Brandon WorkmanOn Sunday Brandon Workman was optioned back to Triple-A Pawtucket, and, in return, recently-acquired Heath Hembree was called up to the show. Undoubtedly, Workman was sent down due to failing to maintain consistency with the Red Sox’ rather inexperienced rotation — oh, sorry, forgot about Clay Buchholz.

It’s a sensible transaction, especially considering (if Boston’s smart) it’ll allow Anthony Ranaudo to rejoin the club’s pitching staff. It is, however,one that surprises a bit given his hype (notably surrounding his postseason success in ’13) coming into the year and Boston’s lack of urgency to make a change. After all, won’t Boston just inevitably call him up September 1st for MLB’s roster expansions? You couldn’t wait seven measly days?

Anyway, the logic behind the move is not what I wanted to discuss, rather, I’d like to dabble into the trickery small sample size success (especially in big-games) has on the masses opinion.

Yes, Workman was absolutely lights out for Boston in the postseason, not allowing a single run in eight and 2/3 innings pitched. In fact, he was so good I strongly contemplated purchasing a Brandon Workman World Series bobblehead — I went with a Xander Bogaerts one instead.

However good he may have been in such a short sample size, at least in my mind, it seems to have distorted his actual potential/value. I mean, the guy posted a 4.97 ERA with Boston last year, yet everyone was calling for him to be a part of the rotation before the season even commenced. His peripherals were respectable in ’13 in large part to his tremendous 10.15 K/9, but lurking next to that was an ugly 3.24 BB/9 that seemed to be ignored. Oh, and it’s not like Workman had ever produced such a terrific strikeout rate in the minor-leagues before, so, naturally, his K/9 probably would fall back down to earth the next season.

How much it would fall, admittedly, I didn’t see coming, and entering Monday it reads at just a 6.90 K/9. Sitting next to it on Fangraphs, is an even worse 3.45 BB/9. Such lackluster peripherals generally lead to runs being allowed at a high-rate, and that’s been the narrative for Workman, too. Through 73 innings of work the right-hander has sported a 4.93 ERA (and 4.58 FIP).

Don’t get me wrong; Brandon did perform well (not great) in the minors, but aside from his work in Pawtucket last season, which produced a 4.76 FIP but excellent 2.80 ERA, there’s no reason to believe he’ll be prosperous as a big-league starter. Maybe the bullpen is better suited for Workman. He certainly has two really good pitches in his cutter and curveball (or knucklecurve) and could thrive as a reliever.
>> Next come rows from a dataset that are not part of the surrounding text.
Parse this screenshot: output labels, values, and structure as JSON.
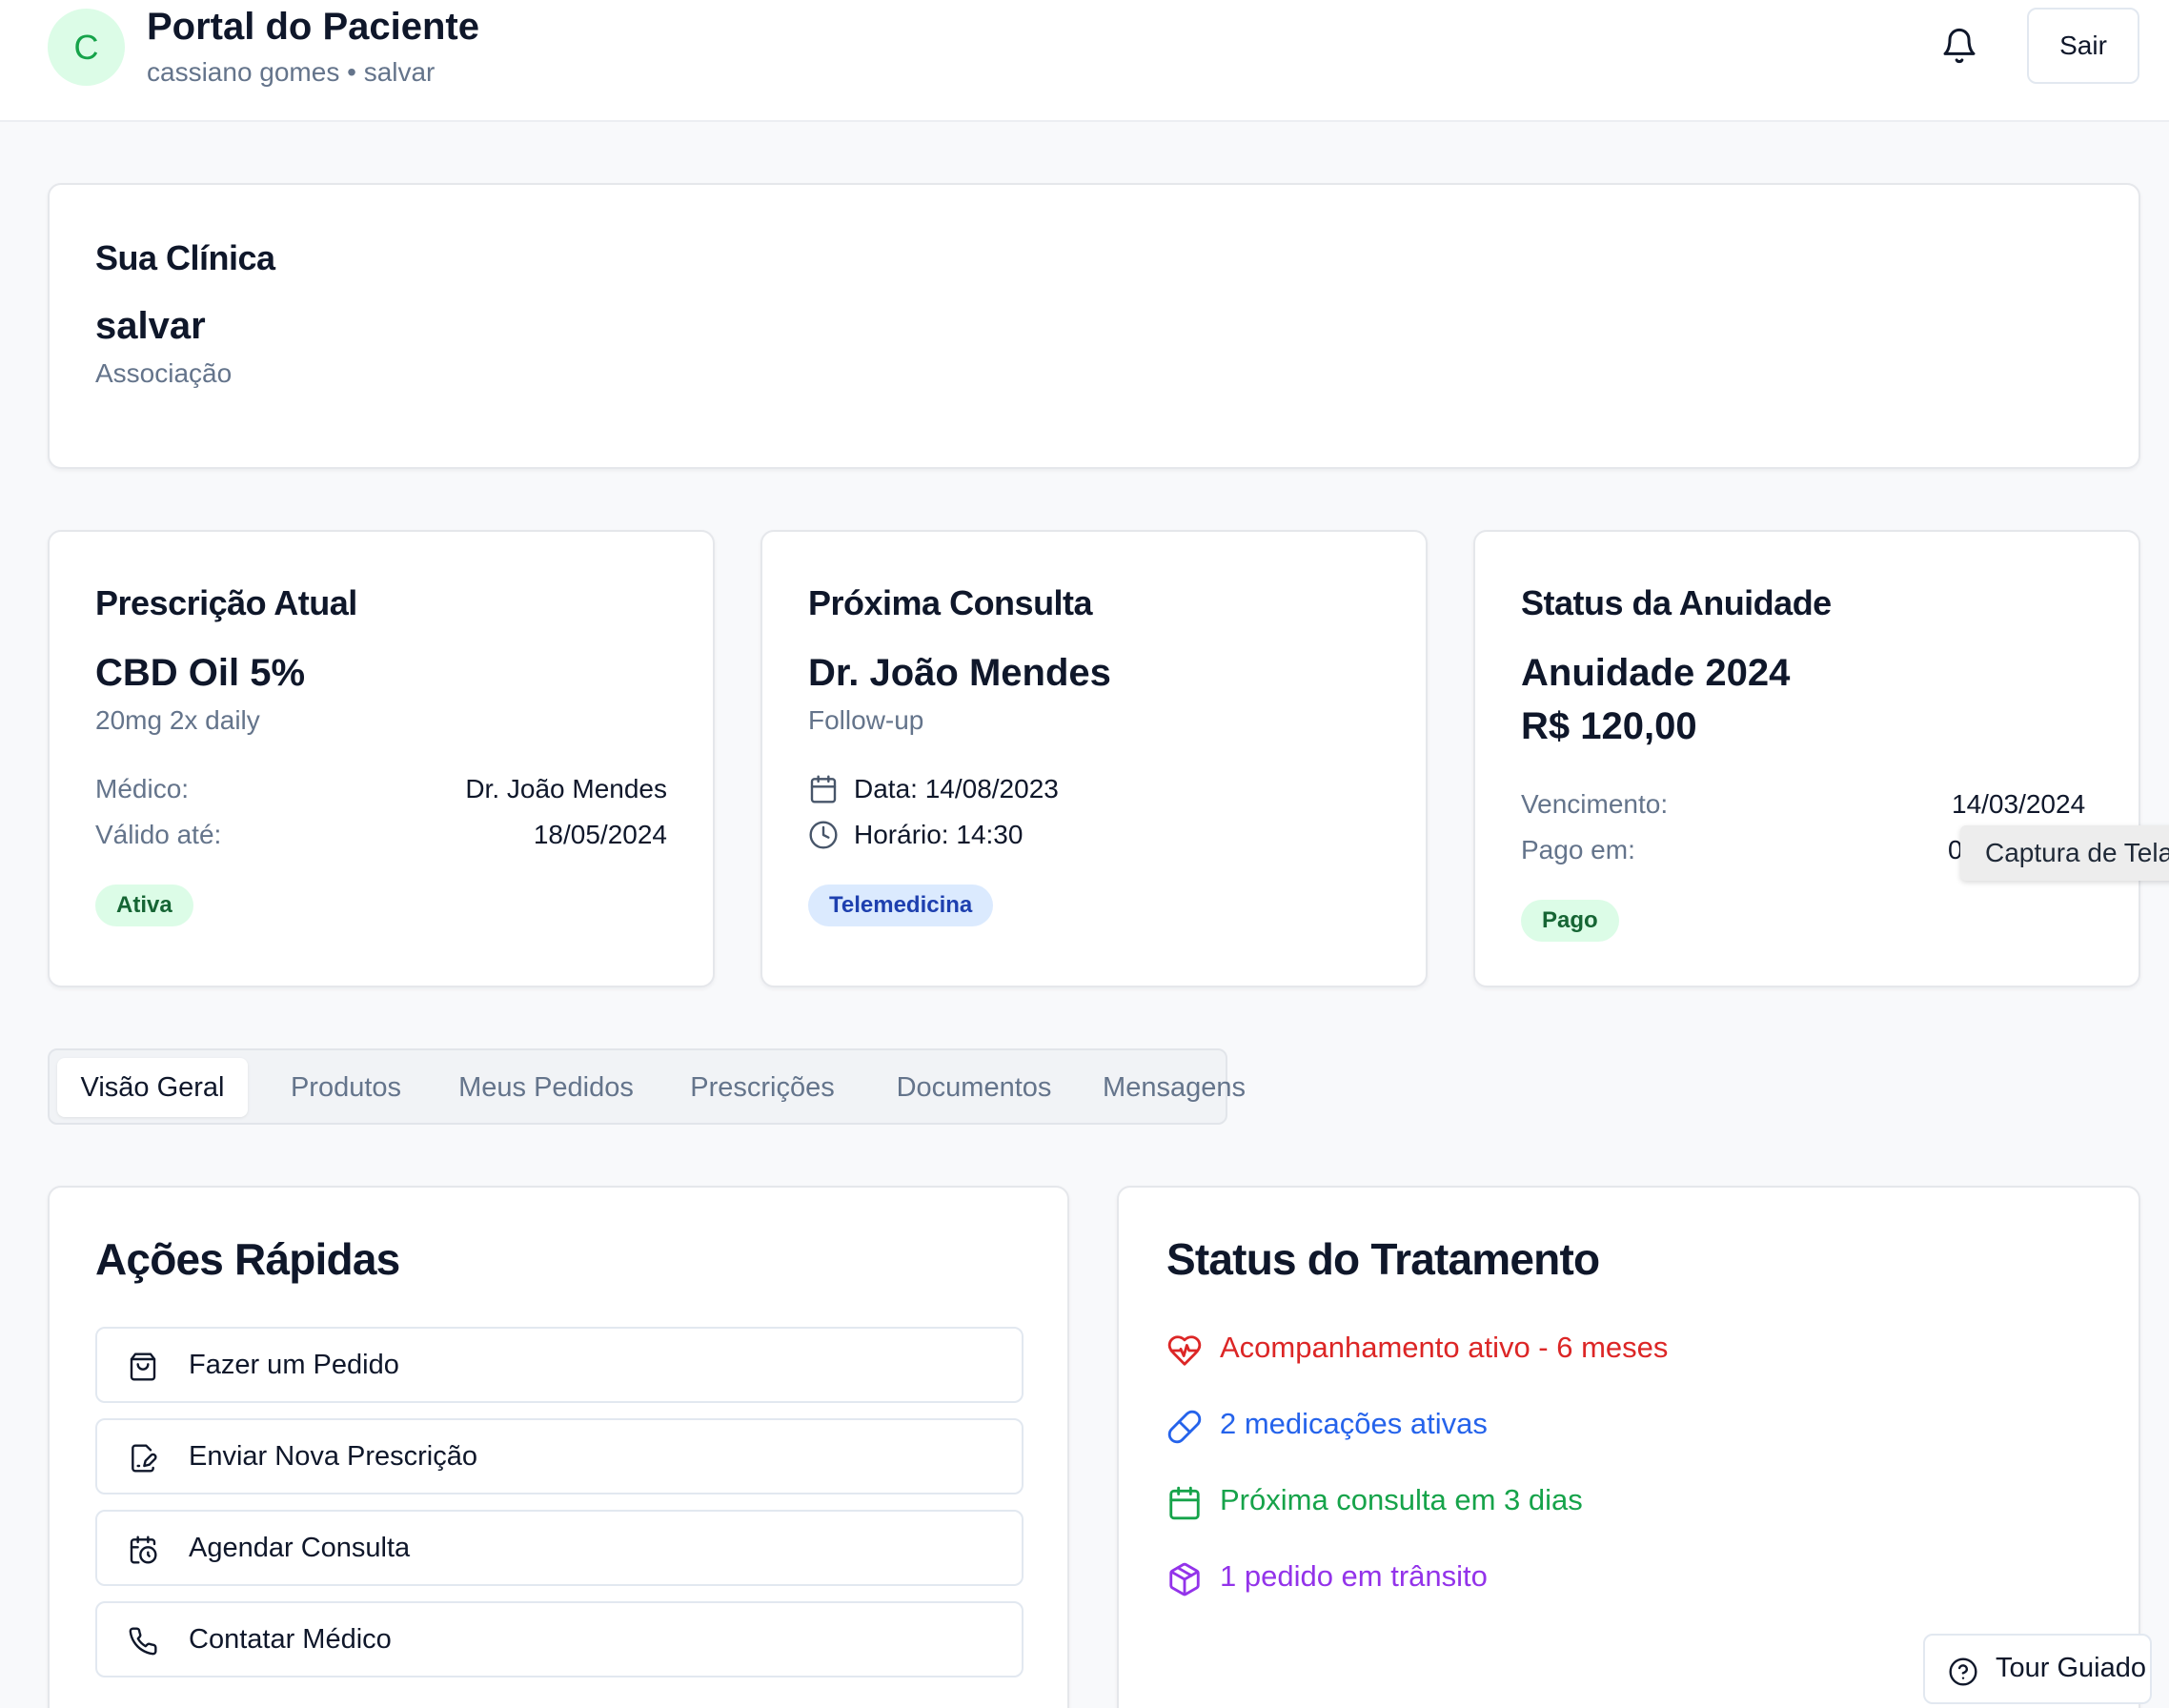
{
  "header": {
    "avatar_initial": "C",
    "title": "Portal do Paciente",
    "subtitle": "cassiano gomes • salvar",
    "logout_label": "Sair"
  },
  "clinic": {
    "heading": "Sua Clínica",
    "name": "salvar",
    "type": "Associação"
  },
  "prescription": {
    "heading": "Prescrição Atual",
    "product": "CBD Oil 5%",
    "dosage": "20mg 2x daily",
    "doctor_label": "Médico:",
    "doctor_value": "Dr. João Mendes",
    "valid_label": "Válido até:",
    "valid_value": "18/05/2024",
    "status": "Ativa"
  },
  "appointment": {
    "heading": "Próxima Consulta",
    "doctor": "Dr. João Mendes",
    "type": "Follow-up",
    "date_text": "Data: 14/08/2023",
    "time_text": "Horário: 14:30",
    "mode": "Telemedicina"
  },
  "annuity": {
    "heading": "Status da Anuidade",
    "title": "Anuidade 2024",
    "amount": "R$ 120,00",
    "due_label": "Vencimento:",
    "due_value": "14/03/2024",
    "paid_label": "Pago em:",
    "paid_value": "0",
    "status": "Pago"
  },
  "tooltip": "Captura de Tela",
  "tabs": [
    {
      "label": "Visão Geral",
      "active": true
    },
    {
      "label": "Produtos",
      "active": false
    },
    {
      "label": "Meus Pedidos",
      "active": false
    },
    {
      "label": "Prescrições",
      "active": false
    },
    {
      "label": "Documentos",
      "active": false
    },
    {
      "label": "Mensagens",
      "active": false
    }
  ],
  "quick_actions": {
    "heading": "Ações Rápidas",
    "items": [
      {
        "label": "Fazer um Pedido",
        "icon": "shopping-bag-icon"
      },
      {
        "label": "Enviar Nova Prescrição",
        "icon": "file-signature-icon"
      },
      {
        "label": "Agendar Consulta",
        "icon": "calendar-clock-icon"
      },
      {
        "label": "Contatar Médico",
        "icon": "phone-icon"
      }
    ]
  },
  "treatment": {
    "heading": "Status do Tratamento",
    "items": [
      {
        "text": "Acompanhamento ativo - 6 meses",
        "icon": "heart-pulse-icon",
        "color": "#dc2626"
      },
      {
        "text": "2 medicações ativas",
        "icon": "pill-icon",
        "color": "#2563eb"
      },
      {
        "text": "Próxima consulta em 3 dias",
        "icon": "calendar-icon",
        "color": "#16a34a"
      },
      {
        "text": "1 pedido em trânsito",
        "icon": "package-icon",
        "color": "#9333ea"
      }
    ]
  },
  "tour_label": "Tour Guiado"
}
Only time will tell, but for now Workman will (or should) focus on in Pawtucket what John Farrell requests he hone.